The Art is Not The Artist: On Holding Abusers Accountable & Enjoying Problematic Media
There are a lot of people who argue that you should always divorce the artist, as a flawed human, from their work. Indeed, it’s a tenet of our culture; no one ever argues that John Lennon’s abuse of this first wife Cynthia precludes The Beatles from being regarded as the greatest band of all time.
I’m not arguing that we need to set Guernica on fire because Picasso was a controlling, abusive womanizer who threatened to throw Francoise Gilot in the Seine and burned her face with a cigarette. I’m not saying you’re a horrible person if you occasionally nod along to Ignition – Remix. However, more critical thought is required before we defend art produced by abusive people, and in many cases, continued support of their career is unjustifiable.
This is the thought process I go through when I’m considering the creative output of a horrible individual, and the questions I ask myself about whether I can consume the work in good conscience.
Does this artist benefit, financially or otherwise, from me consuming their work?
I have an old James Brown record that was originally sold before I was born. The only person who made money off me buying it was the owner of a kitschy record store in Palm Springs; when I play it in my house, it makes no one any money at all. While I honestly wouldn’t mind money going to the many children he never acknowledged during his lifetime, if I occasionally put aside the knowledge that he was a real piece of work aside and throw on Papa’s Got a Brand New Bag while I vacuum, no one is hurt and no one benefits. And if I threw it into a fire in some grand gesture, again, no one would benefit.
Does the art have anything to do with the abuser’s crime?
People argued a lot about “separating the art from the artist” when Woody Allen’s molestation of his daughter became impossible to ignore. However, here’s the thing: almost all of Woody Allen’s work is about a thinly guised version of him. A lot of it is about some old weird creep having a sexual relationship with a younger, beautiful woman under a clear imbalance of power. How the hell am I supposed to separate the art from the artist?
I have no desire to see Woody Allen make a movie about a professor entering a relationship with his student. I have no desire to hear R. Kelly sing about sex. It’s disgusting. It’s them describing their loathesome crimes through art.
Could I be promoting/boosting/enjoying/supporting the work of a marginalized, ignored genius instead of this widely recognized talent who happens to be a piece of garbage?
Like, I could go see Woody Allen’s new movie. Or I could go see A Girl Walks Home Alone at Night. I could listen to Modest Mouse, whose lead singer is accused of rape; or I could listen to In School, a feminist hardcore band who openly talks about injustice and abuse.
I mean, I’m not saying those examples have anything to do with each other. But a big part of continuing to enjoy the work of abusers depends on complacency. I’m not going to find any new bands to listen to because I can’t be bothered. I’m not going to care that this artist did horrible things because I can’t be bothered.
I paraphrase this sentiment on Twitter a lot: you guys know there are bands with no members who killed someone while driving drunk or committed rape, right?
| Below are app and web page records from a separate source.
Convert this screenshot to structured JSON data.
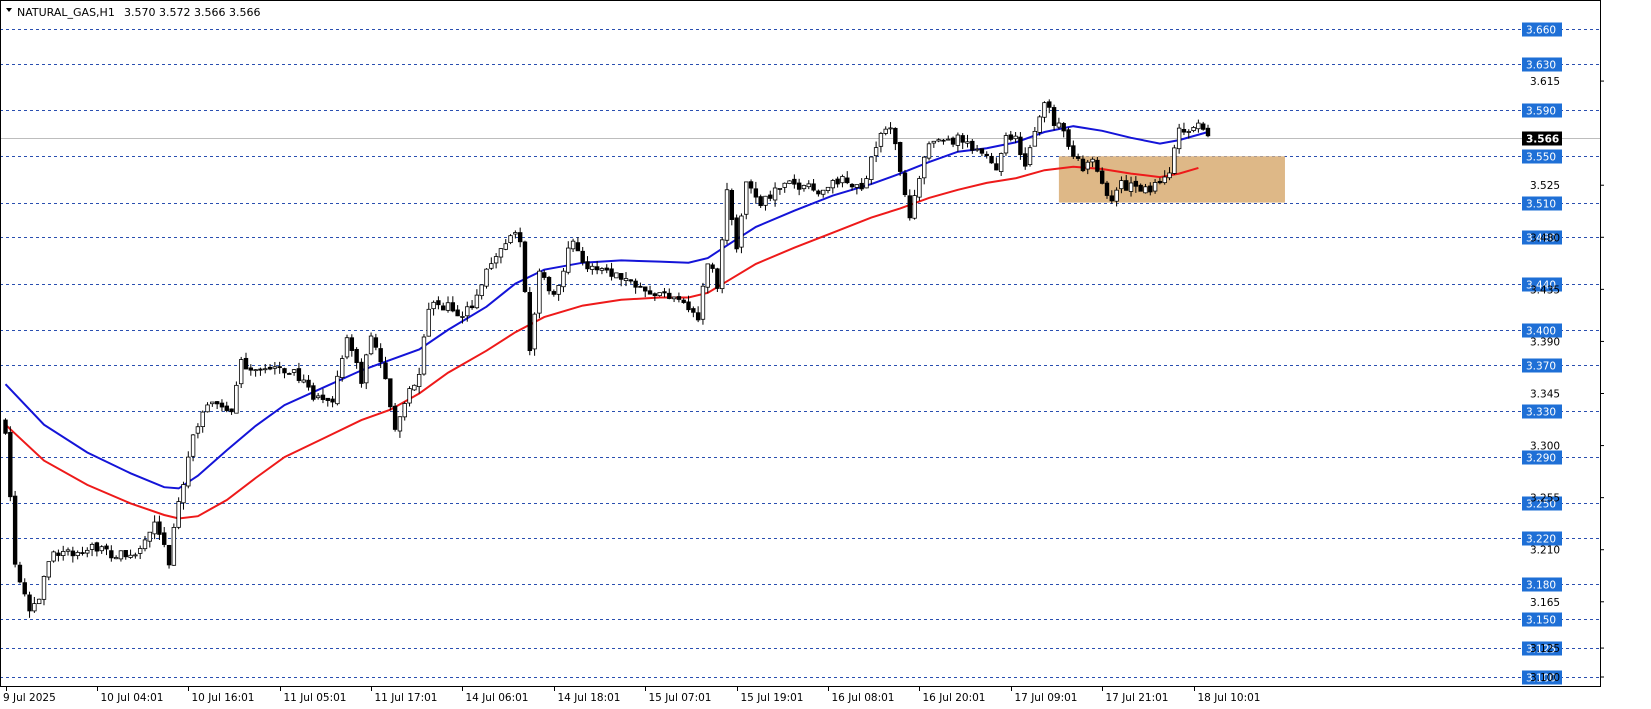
{
  "header": {
    "symbol_line": "NATURAL_GAS,H1",
    "ohlc": "3.570 3.572 3.566 3.566"
  },
  "colors": {
    "background": "#ffffff",
    "grid_level": "#2a4fb0",
    "level_badge": "#1e6fd6",
    "ema_fast": "#1414d8",
    "ema_slow": "#ee1a1a",
    "zone": "#deb887",
    "candle_up": "#ffffff",
    "candle_down": "#000000"
  },
  "chart_data": {
    "type": "candlestick",
    "symbol": "NATURAL_GAS",
    "timeframe": "H1",
    "last_price": "3.566",
    "ylim": [
      3.1,
      3.66
    ],
    "y_ticks": [
      "3.615",
      "3.525",
      "3.480",
      "3.435",
      "3.390",
      "3.345",
      "3.300",
      "3.255",
      "3.210",
      "3.165",
      "3.125",
      "3.100"
    ],
    "level_lines": [
      "3.660",
      "3.630",
      "3.590",
      "3.550",
      "3.510",
      "3.480",
      "3.440",
      "3.400",
      "3.370",
      "3.330",
      "3.290",
      "3.250",
      "3.220",
      "3.180",
      "3.150",
      "3.125",
      "3.100"
    ],
    "x_ticks": [
      {
        "label": "9 Jul 2025",
        "bar": 0
      },
      {
        "label": "10 Jul 04:01",
        "bar": 19
      },
      {
        "label": "10 Jul 16:01",
        "bar": 38
      },
      {
        "label": "11 Jul 05:01",
        "bar": 57
      },
      {
        "label": "11 Jul 17:01",
        "bar": 76
      },
      {
        "label": "14 Jul 06:01",
        "bar": 95
      },
      {
        "label": "14 Jul 18:01",
        "bar": 114
      },
      {
        "label": "15 Jul 07:01",
        "bar": 133
      },
      {
        "label": "15 Jul 19:01",
        "bar": 152
      },
      {
        "label": "16 Jul 08:01",
        "bar": 171
      },
      {
        "label": "16 Jul 20:01",
        "bar": 190
      },
      {
        "label": "17 Jul 09:01",
        "bar": 209
      },
      {
        "label": "17 Jul 21:01",
        "bar": 228
      },
      {
        "label": "18 Jul 10:01",
        "bar": 247
      }
    ],
    "anchors": [
      {
        "bar": 0,
        "price": 3.315
      },
      {
        "bar": 2,
        "price": 3.2
      },
      {
        "bar": 5,
        "price": 3.16
      },
      {
        "bar": 7,
        "price": 3.17
      },
      {
        "bar": 10,
        "price": 3.21
      },
      {
        "bar": 14,
        "price": 3.205
      },
      {
        "bar": 18,
        "price": 3.215
      },
      {
        "bar": 22,
        "price": 3.205
      },
      {
        "bar": 27,
        "price": 3.205
      },
      {
        "bar": 31,
        "price": 3.23
      },
      {
        "bar": 34,
        "price": 3.2
      },
      {
        "bar": 36,
        "price": 3.25
      },
      {
        "bar": 39,
        "price": 3.31
      },
      {
        "bar": 43,
        "price": 3.34
      },
      {
        "bar": 47,
        "price": 3.33
      },
      {
        "bar": 49,
        "price": 3.37
      },
      {
        "bar": 55,
        "price": 3.365
      },
      {
        "bar": 60,
        "price": 3.365
      },
      {
        "bar": 64,
        "price": 3.34
      },
      {
        "bar": 68,
        "price": 3.34
      },
      {
        "bar": 71,
        "price": 3.395
      },
      {
        "bar": 74,
        "price": 3.355
      },
      {
        "bar": 76,
        "price": 3.395
      },
      {
        "bar": 79,
        "price": 3.36
      },
      {
        "bar": 81,
        "price": 3.31
      },
      {
        "bar": 84,
        "price": 3.35
      },
      {
        "bar": 86,
        "price": 3.36
      },
      {
        "bar": 88,
        "price": 3.42
      },
      {
        "bar": 92,
        "price": 3.42
      },
      {
        "bar": 95,
        "price": 3.41
      },
      {
        "bar": 98,
        "price": 3.43
      },
      {
        "bar": 101,
        "price": 3.46
      },
      {
        "bar": 105,
        "price": 3.48
      },
      {
        "bar": 107,
        "price": 3.48
      },
      {
        "bar": 109,
        "price": 3.38
      },
      {
        "bar": 111,
        "price": 3.45
      },
      {
        "bar": 114,
        "price": 3.43
      },
      {
        "bar": 118,
        "price": 3.48
      },
      {
        "bar": 121,
        "price": 3.45
      },
      {
        "bar": 124,
        "price": 3.455
      },
      {
        "bar": 128,
        "price": 3.445
      },
      {
        "bar": 132,
        "price": 3.44
      },
      {
        "bar": 136,
        "price": 3.43
      },
      {
        "bar": 140,
        "price": 3.43
      },
      {
        "bar": 142,
        "price": 3.42
      },
      {
        "bar": 144,
        "price": 3.41
      },
      {
        "bar": 146,
        "price": 3.46
      },
      {
        "bar": 148,
        "price": 3.44
      },
      {
        "bar": 150,
        "price": 3.52
      },
      {
        "bar": 152,
        "price": 3.47
      },
      {
        "bar": 154,
        "price": 3.53
      },
      {
        "bar": 157,
        "price": 3.51
      },
      {
        "bar": 160,
        "price": 3.52
      },
      {
        "bar": 163,
        "price": 3.525
      },
      {
        "bar": 167,
        "price": 3.525
      },
      {
        "bar": 170,
        "price": 3.52
      },
      {
        "bar": 173,
        "price": 3.53
      },
      {
        "bar": 176,
        "price": 3.525
      },
      {
        "bar": 178,
        "price": 3.52
      },
      {
        "bar": 180,
        "price": 3.55
      },
      {
        "bar": 182,
        "price": 3.57
      },
      {
        "bar": 184,
        "price": 3.575
      },
      {
        "bar": 186,
        "price": 3.54
      },
      {
        "bar": 188,
        "price": 3.5
      },
      {
        "bar": 190,
        "price": 3.53
      },
      {
        "bar": 192,
        "price": 3.56
      },
      {
        "bar": 195,
        "price": 3.56
      },
      {
        "bar": 198,
        "price": 3.565
      },
      {
        "bar": 201,
        "price": 3.555
      },
      {
        "bar": 204,
        "price": 3.55
      },
      {
        "bar": 206,
        "price": 3.54
      },
      {
        "bar": 208,
        "price": 3.57
      },
      {
        "bar": 210,
        "price": 3.565
      },
      {
        "bar": 212,
        "price": 3.54
      },
      {
        "bar": 214,
        "price": 3.57
      },
      {
        "bar": 216,
        "price": 3.6
      },
      {
        "bar": 218,
        "price": 3.58
      },
      {
        "bar": 220,
        "price": 3.575
      },
      {
        "bar": 222,
        "price": 3.55
      },
      {
        "bar": 224,
        "price": 3.54
      },
      {
        "bar": 226,
        "price": 3.545
      },
      {
        "bar": 228,
        "price": 3.525
      },
      {
        "bar": 230,
        "price": 3.515
      },
      {
        "bar": 232,
        "price": 3.525
      },
      {
        "bar": 234,
        "price": 3.525
      },
      {
        "bar": 236,
        "price": 3.52
      },
      {
        "bar": 238,
        "price": 3.52
      },
      {
        "bar": 240,
        "price": 3.53
      },
      {
        "bar": 242,
        "price": 3.54
      },
      {
        "bar": 244,
        "price": 3.57
      },
      {
        "bar": 246,
        "price": 3.575
      },
      {
        "bar": 248,
        "price": 3.575
      },
      {
        "bar": 250,
        "price": 3.566
      }
    ],
    "zone": {
      "from_bar": 219,
      "to_bar": 266,
      "low": 3.51,
      "high": 3.55
    },
    "ma_fast": [
      {
        "bar": 0,
        "v": 3.353
      },
      {
        "bar": 8,
        "v": 3.318
      },
      {
        "bar": 17,
        "v": 3.294
      },
      {
        "bar": 26,
        "v": 3.276
      },
      {
        "bar": 33,
        "v": 3.264
      },
      {
        "bar": 36,
        "v": 3.263
      },
      {
        "bar": 40,
        "v": 3.274
      },
      {
        "bar": 46,
        "v": 3.296
      },
      {
        "bar": 52,
        "v": 3.317
      },
      {
        "bar": 58,
        "v": 3.335
      },
      {
        "bar": 66,
        "v": 3.35
      },
      {
        "bar": 74,
        "v": 3.365
      },
      {
        "bar": 80,
        "v": 3.374
      },
      {
        "bar": 86,
        "v": 3.383
      },
      {
        "bar": 92,
        "v": 3.4
      },
      {
        "bar": 100,
        "v": 3.42
      },
      {
        "bar": 106,
        "v": 3.44
      },
      {
        "bar": 112,
        "v": 3.452
      },
      {
        "bar": 120,
        "v": 3.458
      },
      {
        "bar": 128,
        "v": 3.46
      },
      {
        "bar": 136,
        "v": 3.459
      },
      {
        "bar": 142,
        "v": 3.458
      },
      {
        "bar": 146,
        "v": 3.462
      },
      {
        "bar": 150,
        "v": 3.473
      },
      {
        "bar": 156,
        "v": 3.489
      },
      {
        "bar": 164,
        "v": 3.503
      },
      {
        "bar": 172,
        "v": 3.516
      },
      {
        "bar": 180,
        "v": 3.526
      },
      {
        "bar": 186,
        "v": 3.535
      },
      {
        "bar": 192,
        "v": 3.545
      },
      {
        "bar": 198,
        "v": 3.554
      },
      {
        "bar": 204,
        "v": 3.557
      },
      {
        "bar": 210,
        "v": 3.562
      },
      {
        "bar": 216,
        "v": 3.571
      },
      {
        "bar": 222,
        "v": 3.576
      },
      {
        "bar": 228,
        "v": 3.572
      },
      {
        "bar": 234,
        "v": 3.566
      },
      {
        "bar": 240,
        "v": 3.561
      },
      {
        "bar": 244,
        "v": 3.564
      },
      {
        "bar": 250,
        "v": 3.571
      }
    ],
    "ma_slow": [
      {
        "bar": 0,
        "v": 3.318
      },
      {
        "bar": 8,
        "v": 3.287
      },
      {
        "bar": 17,
        "v": 3.266
      },
      {
        "bar": 26,
        "v": 3.25
      },
      {
        "bar": 33,
        "v": 3.24
      },
      {
        "bar": 36,
        "v": 3.237
      },
      {
        "bar": 40,
        "v": 3.239
      },
      {
        "bar": 46,
        "v": 3.253
      },
      {
        "bar": 52,
        "v": 3.272
      },
      {
        "bar": 58,
        "v": 3.29
      },
      {
        "bar": 66,
        "v": 3.306
      },
      {
        "bar": 74,
        "v": 3.322
      },
      {
        "bar": 80,
        "v": 3.331
      },
      {
        "bar": 86,
        "v": 3.345
      },
      {
        "bar": 92,
        "v": 3.363
      },
      {
        "bar": 100,
        "v": 3.382
      },
      {
        "bar": 106,
        "v": 3.398
      },
      {
        "bar": 112,
        "v": 3.411
      },
      {
        "bar": 120,
        "v": 3.421
      },
      {
        "bar": 128,
        "v": 3.426
      },
      {
        "bar": 136,
        "v": 3.428
      },
      {
        "bar": 142,
        "v": 3.428
      },
      {
        "bar": 146,
        "v": 3.432
      },
      {
        "bar": 150,
        "v": 3.442
      },
      {
        "bar": 156,
        "v": 3.457
      },
      {
        "bar": 164,
        "v": 3.471
      },
      {
        "bar": 172,
        "v": 3.484
      },
      {
        "bar": 180,
        "v": 3.497
      },
      {
        "bar": 186,
        "v": 3.505
      },
      {
        "bar": 192,
        "v": 3.514
      },
      {
        "bar": 198,
        "v": 3.521
      },
      {
        "bar": 204,
        "v": 3.527
      },
      {
        "bar": 210,
        "v": 3.531
      },
      {
        "bar": 216,
        "v": 3.538
      },
      {
        "bar": 222,
        "v": 3.541
      },
      {
        "bar": 228,
        "v": 3.539
      },
      {
        "bar": 234,
        "v": 3.535
      },
      {
        "bar": 240,
        "v": 3.532
      },
      {
        "bar": 244,
        "v": 3.535
      },
      {
        "bar": 248,
        "v": 3.54
      }
    ]
  }
}
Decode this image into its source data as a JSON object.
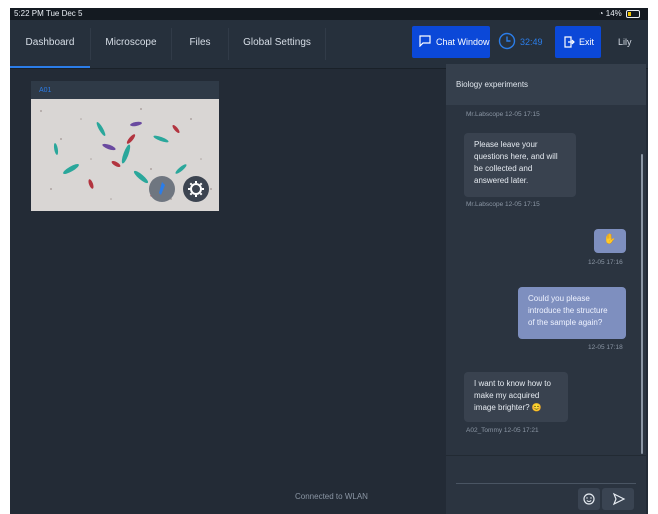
{
  "status_bar": {
    "time": "5:22 PM  Tue Dec 5",
    "battery": "14%"
  },
  "nav": {
    "tabs": [
      {
        "label": "Dashboard"
      },
      {
        "label": "Microscope"
      },
      {
        "label": "Files"
      },
      {
        "label": "Global Settings"
      }
    ],
    "chat_window_label": "Chat Window",
    "timer": "32:49",
    "exit_label": "Exit",
    "user": "Lily"
  },
  "dashboard": {
    "card_label": "A01",
    "footer": "Connected to WLAN"
  },
  "chat": {
    "title": "Biology experiments",
    "messages": [
      {
        "meta": "Mr.Labscope  12-05 17:15"
      },
      {
        "text_lines": [
          "Please leave your",
          "questions here, and will",
          "be collected and",
          "answered later."
        ],
        "meta": "Mr.Labscope  12-05 17:15"
      },
      {
        "text": "✋",
        "meta": "12-05 17:16"
      },
      {
        "text_lines": [
          "Could you please",
          "introduce the structure",
          "of the sample again?"
        ],
        "meta": "12-05 17:18"
      },
      {
        "text_lines": [
          "I want to know how to",
          "make my acquired",
          "image brighter? 😊"
        ],
        "meta": "A02_Tommy  12-05 17:21"
      }
    ]
  },
  "colors": {
    "accent": "#0b48d8",
    "panel": "#2b3440",
    "background": "#232b36"
  },
  "icons": {
    "chat": "chat-icon",
    "timer": "clock-icon",
    "exit": "exit-icon",
    "emoji": "smile-icon",
    "send": "send-icon",
    "pen": "pen-icon",
    "settings": "gear-icon"
  }
}
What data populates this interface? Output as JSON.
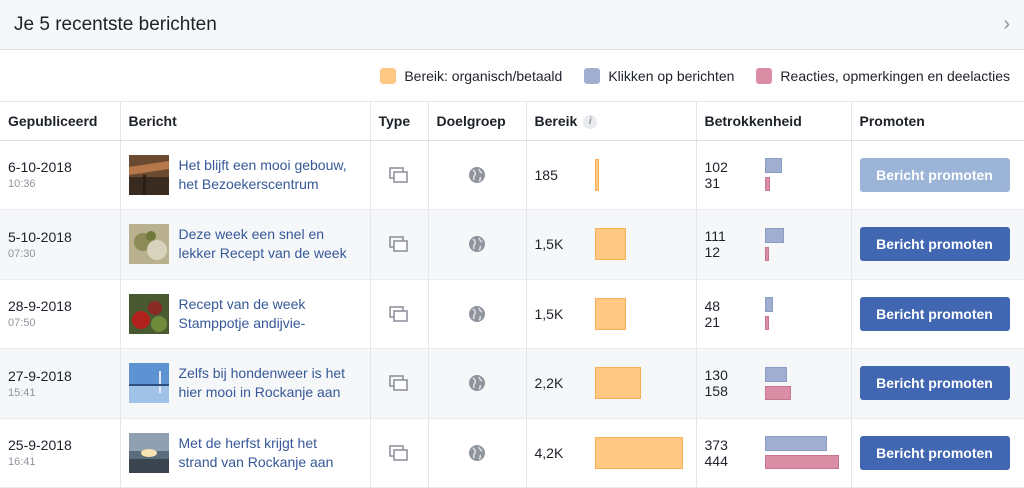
{
  "header": {
    "title": "Je 5 recentste berichten"
  },
  "legend": [
    {
      "label": "Bereik: organisch/betaald",
      "color": "#ffc984"
    },
    {
      "label": "Klikken op berichten",
      "color": "#a0afd0"
    },
    {
      "label": "Reacties, opmerkingen en deelacties",
      "color": "#d98ea6"
    }
  ],
  "columns": [
    "Gepubliceerd",
    "Bericht",
    "Type",
    "Doelgroep",
    "Bereik",
    "Betrokkenheid",
    "Promoten"
  ],
  "rows": [
    {
      "date": "6-10-2018",
      "time": "10:36",
      "title_line1": "Het blijft een mooi gebouw,",
      "title_line2": "het Bezoekerscentrum",
      "reach": "185",
      "reach_value": 185,
      "clicks": "102",
      "reactions": "31",
      "button": "Bericht promoten",
      "disabled": true
    },
    {
      "date": "5-10-2018",
      "time": "07:30",
      "title_line1": "Deze week een snel en",
      "title_line2": "lekker Recept van de week",
      "reach": "1,5K",
      "reach_value": 1500,
      "clicks": "111",
      "reactions": "12",
      "button": "Bericht promoten",
      "disabled": false
    },
    {
      "date": "28-9-2018",
      "time": "07:50",
      "title_line1": "Recept van de week",
      "title_line2": "Stamppotje andijvie-",
      "reach": "1,5K",
      "reach_value": 1500,
      "clicks": "48",
      "reactions": "21",
      "button": "Bericht promoten",
      "disabled": false
    },
    {
      "date": "27-9-2018",
      "time": "15:41",
      "title_line1": "Zelfs bij hondenweer is het",
      "title_line2": "hier mooi in Rockanje aan",
      "reach": "2,2K",
      "reach_value": 2200,
      "clicks": "130",
      "reactions": "158",
      "button": "Bericht promoten",
      "disabled": false
    },
    {
      "date": "25-9-2018",
      "time": "16:41",
      "title_line1": "Met de herfst krijgt het",
      "title_line2": "strand van Rockanje aan",
      "reach": "4,2K",
      "reach_value": 4200,
      "clicks": "373",
      "reactions": "444",
      "button": "Bericht promoten",
      "disabled": false
    }
  ]
}
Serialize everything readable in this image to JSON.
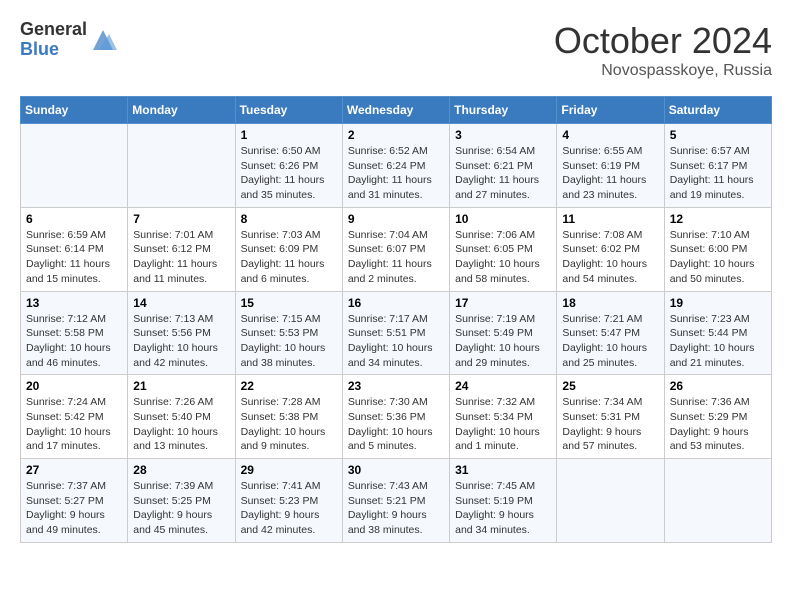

You know you can just go find bands that didn’t do those things and listen to them instead, right?
How are other survivors of abuse affected by my support of this artist?
Imagine you’re on a third date with someone who you’re really hitting it off with, and you launch into a long-winded defense of Woody Allen and separating the art from the artist. It’s just conversation, right? You guys keep dating, and now you’re a serious item. How long do you think it takes them to trust you enough to confide in you that they were molested? Do they ever trust you enough?
How do you think survivors of abuse (and believe me, you know PLENTY, even if you don’t know it) feel when you defend abusers on Facebook? Are you contributing to the culture that told them “there isn’t enough proof, that you can’t ruin your abuser’s life like this, you should forget about it and move on”? How does their opinion of you change?
Could I be spending the time I’m spending defending an abusive person/project on supporting victims of abuse, fighting against the type of abuse they perpetrated, or boosting marginalized groups instead?
I enjoy Ru Paul’s Drag Race. I also think their use of the t-word, and their subsequent non-apology, is BS. I would like to keep watching the show; however, I have absolutely zero interest in defending their use of the slur, their “right” to use it, telling activists calling for the end of the use of the slur that they’re overly sensitive, etc.
Instead, I use that precious time and energy to tell people I hear using that word in public that it’s inappropriate and hurtful and not the correct word to use. I write emails to companies producing adult entertainment that uses harmful slurs to describe their performers, asking them to start promoting their products differently and explaining why it matters so much, not only to the performers but also to the consumers. I also tell all my friends about queer media I enjoy that is empowering to transgender performers, rather than insulting.
I donate to and help promote Trans Tech, Project Fierce, and Chicago House, which are all charities local to me that help transgender people find employment and housing. I try my best to be sensitive in my own speech and own it when I make a mistake.
None of this is intended as a sort of “carbon offset” to make up for the fact I watch Drag Race; it’s just an issue I care about deeply. But you have to ask yourself, am I doing more to perpetuate and support a culture where these sort of abuses are seen as ok and forgivable, or am I working to make the world a better place?